How’s it going? I’ve been jabbering/promising about a post about a French explorer.
Well, let’s get to it.
This post is going to be about a dude named Rene-Robert Cavalier, Sieur de la Salle.
There we go, that’s more like it. But my spelling is probably shot on that one. I’ve also seen it spelled “Cavelier.” Oh well.
Robert was a French explorer, born in the 1600s, and only lived until about age 44. He explored portions of all (or nearly all) of what we call the Great Lakes now, and laid hold on the Mississippi River area for France, naming the whole lot “Louisiana.” They also called the French parts of Canada “New France” back then, too, but it is what it is.
LaSalle had one of the rottenest streaks of luck there ever was, that I know of.
His mission was to check things out down the Mississippi and set up routes for fur trading. All right, fine. One of the first boats the guy built, called The Griffon, was lost at sea–after being loaded down with furs.
Along the way, to build all these forts and do things like extend French military influence, LaSalle also borrowed a bunch of money. One of the first forts he built, called Crevecoeur (in central Illinois, where Peoria is now) was ditched by the soldiers.
LaSalle wanted to invade Mexico and pop a French colony on the Mississippi River. He got a group of four other ships built. He did get to see the Mississippi, but all the boats he’d built got run aground, sunk, and/or wrecked in some way. And they’d accidentally landed somewhere in Texas. Man alive.
He was killed when his crew turned on him. His body was left for, uh, wild animals.
Not going there.
Because it’s a good story, and…
I actually live in the county named for this guy (well one of them, there could be more LaSalle Counties out there). There’s a school in a town called LaSalle, LaSalle-Peru Township High School, that has a team called the Cavaliers. Hmm.
All right, what’s the point?
It’s time for me to deliver. What’s the lesson(s) to be learned for fiction writers and copywriters from a French fur trader?
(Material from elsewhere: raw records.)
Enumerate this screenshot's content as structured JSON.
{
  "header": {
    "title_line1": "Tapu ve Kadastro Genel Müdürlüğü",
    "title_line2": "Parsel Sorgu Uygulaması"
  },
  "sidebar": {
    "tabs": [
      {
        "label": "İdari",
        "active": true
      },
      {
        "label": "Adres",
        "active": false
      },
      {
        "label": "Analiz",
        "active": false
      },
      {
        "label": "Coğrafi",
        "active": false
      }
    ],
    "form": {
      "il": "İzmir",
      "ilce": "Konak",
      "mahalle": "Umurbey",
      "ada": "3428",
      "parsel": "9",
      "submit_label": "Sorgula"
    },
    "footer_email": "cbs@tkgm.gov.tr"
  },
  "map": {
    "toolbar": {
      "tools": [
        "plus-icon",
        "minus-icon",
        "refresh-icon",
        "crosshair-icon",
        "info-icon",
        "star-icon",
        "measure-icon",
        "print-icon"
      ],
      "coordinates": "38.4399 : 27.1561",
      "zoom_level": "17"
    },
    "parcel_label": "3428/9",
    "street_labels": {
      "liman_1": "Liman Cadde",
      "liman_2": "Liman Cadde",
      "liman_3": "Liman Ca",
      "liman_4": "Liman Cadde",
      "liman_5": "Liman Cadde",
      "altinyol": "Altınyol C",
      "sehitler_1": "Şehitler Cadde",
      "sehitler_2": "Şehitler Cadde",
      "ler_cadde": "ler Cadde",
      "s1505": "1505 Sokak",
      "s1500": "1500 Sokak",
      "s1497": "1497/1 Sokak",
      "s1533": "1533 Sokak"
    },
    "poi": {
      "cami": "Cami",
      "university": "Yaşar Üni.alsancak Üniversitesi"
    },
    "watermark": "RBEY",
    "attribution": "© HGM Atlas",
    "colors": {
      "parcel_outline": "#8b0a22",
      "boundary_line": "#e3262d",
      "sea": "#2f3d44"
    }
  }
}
Keeping goals in mind. LaSalle’s life was all about persevering through difficulty (except for the fibbing to the King of France about where the Mississippi actually started). The wrecked Griffon and the soldiers ditching a fort didn’t stop him from trying to continue his mission–there’s a bunch of lessons there (including about things like rejection and determination, too). This is not to say plans can’t be adjusted–even LaSalle did that, coming at things from another angle (and using a lot of other peoples’ money).
Fiction writers and copywriters can do the same.
Using absolutely anything as the topic for a fiction story, email, or what-have-ya. Sure this is history. You could set a character in this time for fiction, on one of LaSalle’s ships, or somewhere else. Or an email talking about LaSalle going on a beer run and returning only to find that everybody left the party (a detail I left out of the Fort Crevecoeur/Peoria Illinois area fort story). Oh, and I left out the beer, too. Don’t know what supplies La Salle went to pick up. Which leads me to my next point:
Relating these facts together, especially for copywriters. If you can tie things together, even if the tie is somewhat tenuous, you can make the unfamiliar familiar to the reader, and develop a connection (sort of like this post). For fiction writers, this would be more like getting your detail ducks in a row.
If you’re stuck for a topic, look to history. Even a small detail. Pick it apart, rearrange stuff, and put it back together after changing a piece here, there, and everywhere. And this is just one of hundreds of historical figures you could look up–who said you have to stick to the “cool” history kids/figures, like Columbus? Certainly not me, even though Columbus was pretty cool. Use whoever you’d like for this type of thing. And you don’t need a ton of details, either.
Until next time,